Source data
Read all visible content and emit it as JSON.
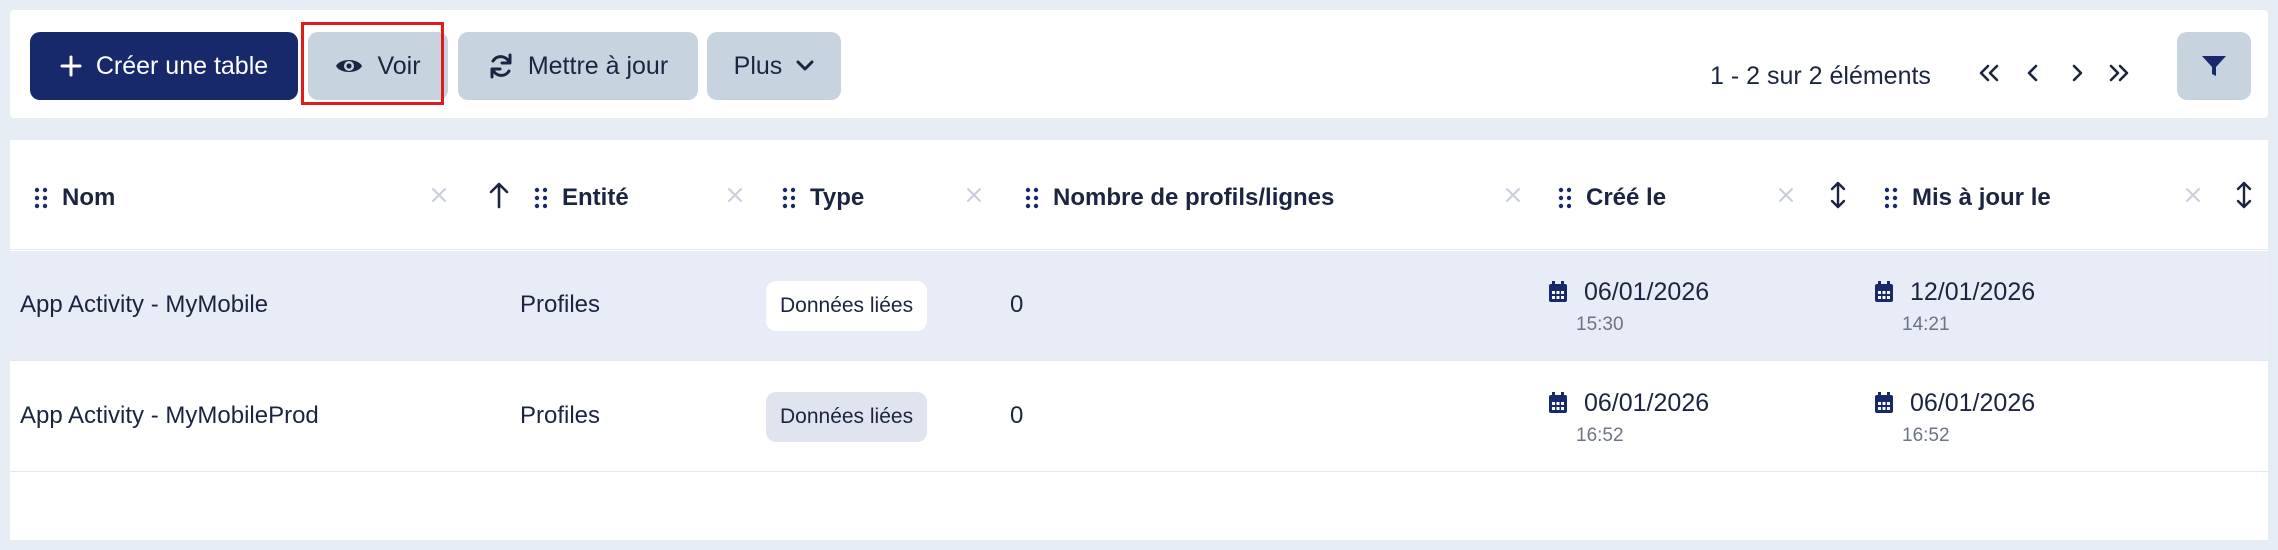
{
  "toolbar": {
    "create_label": "Créer une table",
    "view_label": "Voir",
    "refresh_label": "Mettre à jour",
    "more_label": "Plus",
    "pagination_info": "1 - 2 sur 2 éléments"
  },
  "table": {
    "columns": [
      {
        "label": "Nom"
      },
      {
        "label": "Entité"
      },
      {
        "label": "Type"
      },
      {
        "label": "Nombre de profils/lignes"
      },
      {
        "label": "Créé le"
      },
      {
        "label": "Mis à jour le"
      }
    ],
    "rows": [
      {
        "name": "App Activity - MyMobile",
        "entity": "Profiles",
        "type": "Données liées",
        "count": "0",
        "created_date": "06/01/2026",
        "created_time": "15:30",
        "updated_date": "12/01/2026",
        "updated_time": "14:21"
      },
      {
        "name": "App Activity - MyMobileProd",
        "entity": "Profiles",
        "type": "Données liées",
        "count": "0",
        "created_date": "06/01/2026",
        "created_time": "16:52",
        "updated_date": "06/01/2026",
        "updated_time": "16:52"
      }
    ]
  },
  "colors": {
    "primary": "#17296b",
    "secondary_button": "#c8d3e0",
    "selected_row": "#e8ecf6",
    "highlight": "#e01b1b"
  }
}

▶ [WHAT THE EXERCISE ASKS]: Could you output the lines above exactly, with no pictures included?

▶ [OUTPUT OF THE TASK]:
Read all visible content and emit it as JSON.
{
  "toolbar": {
    "create_label": "Créer une table",
    "view_label": "Voir",
    "refresh_label": "Mettre à jour",
    "more_label": "Plus",
    "pagination_info": "1 - 2 sur 2 éléments"
  },
  "table": {
    "columns": [
      {
        "label": "Nom"
      },
      {
        "label": "Entité"
      },
      {
        "label": "Type"
      },
      {
        "label": "Nombre de profils/lignes"
      },
      {
        "label": "Créé le"
      },
      {
        "label": "Mis à jour le"
      }
    ],
    "rows": [
      {
        "name": "App Activity - MyMobile",
        "entity": "Profiles",
        "type": "Données liées",
        "count": "0",
        "created_date": "06/01/2026",
        "created_time": "15:30",
        "updated_date": "12/01/2026",
        "updated_time": "14:21"
      },
      {
        "name": "App Activity - MyMobileProd",
        "entity": "Profiles",
        "type": "Données liées",
        "count": "0",
        "created_date": "06/01/2026",
        "created_time": "16:52",
        "updated_date": "06/01/2026",
        "updated_time": "16:52"
      }
    ]
  },
  "colors": {
    "primary": "#17296b",
    "secondary_button": "#c8d3e0",
    "selected_row": "#e8ecf6",
    "highlight": "#e01b1b"
  }
}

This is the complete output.